Article ID: ISIJINT-2022-541
In the industrial steel manufacturing process, such as continuous casting and ingot casting, macrosegregation occurs due to the effect of bridging and contraction flow during the middle and end periods of solidification. Since the macrosegregation results in a nonuniform structure and eventually cracks, there has been a demand for technological development that does not cause macrosegregation in the casting process. In this study, model experiments using the medium-carbon steel cast with a laboratory-scale local-chilled mold at different superheating have been carried out to investigate the relationship between solidified structure and macrosegregation occurred by local bridging during casting. The morphology of shrinkage porosities and dendrite structures was observed.

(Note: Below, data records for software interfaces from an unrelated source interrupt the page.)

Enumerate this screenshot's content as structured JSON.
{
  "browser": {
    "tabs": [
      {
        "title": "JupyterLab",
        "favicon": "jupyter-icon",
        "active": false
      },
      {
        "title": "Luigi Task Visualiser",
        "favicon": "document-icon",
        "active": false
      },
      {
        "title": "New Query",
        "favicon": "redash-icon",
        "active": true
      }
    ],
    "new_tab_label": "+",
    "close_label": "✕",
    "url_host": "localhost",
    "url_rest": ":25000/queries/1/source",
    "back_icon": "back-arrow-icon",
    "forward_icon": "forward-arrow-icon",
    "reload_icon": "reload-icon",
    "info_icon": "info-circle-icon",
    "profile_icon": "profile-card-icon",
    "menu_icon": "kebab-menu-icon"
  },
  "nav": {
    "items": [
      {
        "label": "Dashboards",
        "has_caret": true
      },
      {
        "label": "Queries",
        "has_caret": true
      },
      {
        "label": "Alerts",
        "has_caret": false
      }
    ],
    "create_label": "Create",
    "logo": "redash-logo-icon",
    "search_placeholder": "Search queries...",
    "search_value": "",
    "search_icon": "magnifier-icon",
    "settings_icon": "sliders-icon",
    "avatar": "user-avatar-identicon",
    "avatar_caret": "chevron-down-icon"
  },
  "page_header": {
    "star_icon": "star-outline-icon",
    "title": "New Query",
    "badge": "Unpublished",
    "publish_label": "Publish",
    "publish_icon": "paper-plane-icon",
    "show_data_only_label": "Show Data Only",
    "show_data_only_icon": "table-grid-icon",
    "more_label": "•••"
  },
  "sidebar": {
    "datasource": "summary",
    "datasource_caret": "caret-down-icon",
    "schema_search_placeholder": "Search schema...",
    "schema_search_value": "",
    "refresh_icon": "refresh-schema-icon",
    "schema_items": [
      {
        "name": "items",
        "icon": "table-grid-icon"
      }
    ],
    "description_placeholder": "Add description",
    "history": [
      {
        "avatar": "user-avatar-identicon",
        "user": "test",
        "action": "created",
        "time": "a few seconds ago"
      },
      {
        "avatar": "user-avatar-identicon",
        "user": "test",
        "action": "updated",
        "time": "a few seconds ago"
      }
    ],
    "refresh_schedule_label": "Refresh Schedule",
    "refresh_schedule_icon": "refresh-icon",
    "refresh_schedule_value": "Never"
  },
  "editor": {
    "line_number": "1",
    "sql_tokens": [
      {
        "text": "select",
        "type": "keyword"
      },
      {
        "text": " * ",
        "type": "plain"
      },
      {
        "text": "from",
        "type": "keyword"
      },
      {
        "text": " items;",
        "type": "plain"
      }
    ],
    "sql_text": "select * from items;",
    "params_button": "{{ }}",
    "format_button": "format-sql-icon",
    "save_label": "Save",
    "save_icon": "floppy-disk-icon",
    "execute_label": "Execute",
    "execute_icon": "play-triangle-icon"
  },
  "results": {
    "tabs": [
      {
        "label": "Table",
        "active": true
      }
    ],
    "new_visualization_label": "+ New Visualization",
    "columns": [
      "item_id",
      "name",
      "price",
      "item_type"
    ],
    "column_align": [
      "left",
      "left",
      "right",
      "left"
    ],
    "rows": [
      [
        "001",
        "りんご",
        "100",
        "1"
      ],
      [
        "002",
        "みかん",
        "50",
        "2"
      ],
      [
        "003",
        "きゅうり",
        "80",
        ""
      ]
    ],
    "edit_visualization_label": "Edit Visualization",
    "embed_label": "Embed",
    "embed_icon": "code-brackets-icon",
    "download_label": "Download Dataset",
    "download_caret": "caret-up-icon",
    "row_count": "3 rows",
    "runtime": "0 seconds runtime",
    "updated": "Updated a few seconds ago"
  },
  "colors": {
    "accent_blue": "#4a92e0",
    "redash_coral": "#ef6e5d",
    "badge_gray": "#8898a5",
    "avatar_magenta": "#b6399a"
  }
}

The concentrations of the alloying elements were analyzed for macrosegregation by an electron probe micro-analyzer. Chill plates successfully formed the columnar dendrite bridging area and the columnar dendrite shell in the sample with high superheating. During solidification, the negative pressure of the region below the bridging increased, and the concentrated contraction flow flowed into the bottom of the large shrinkage porosity. Finally, V segregation was formed in the bridging area, large shrinkage porosities remained below the bridging area, and point-like or band-like positive macrosegregation occurred in the interdendritic region between columnar dendrites and equiaxed dendrites below the bridging. In comparison, a lower casting temperature increased the grain density and formed shrinkage porosities that were smaller in size but larger in number and more dispersed.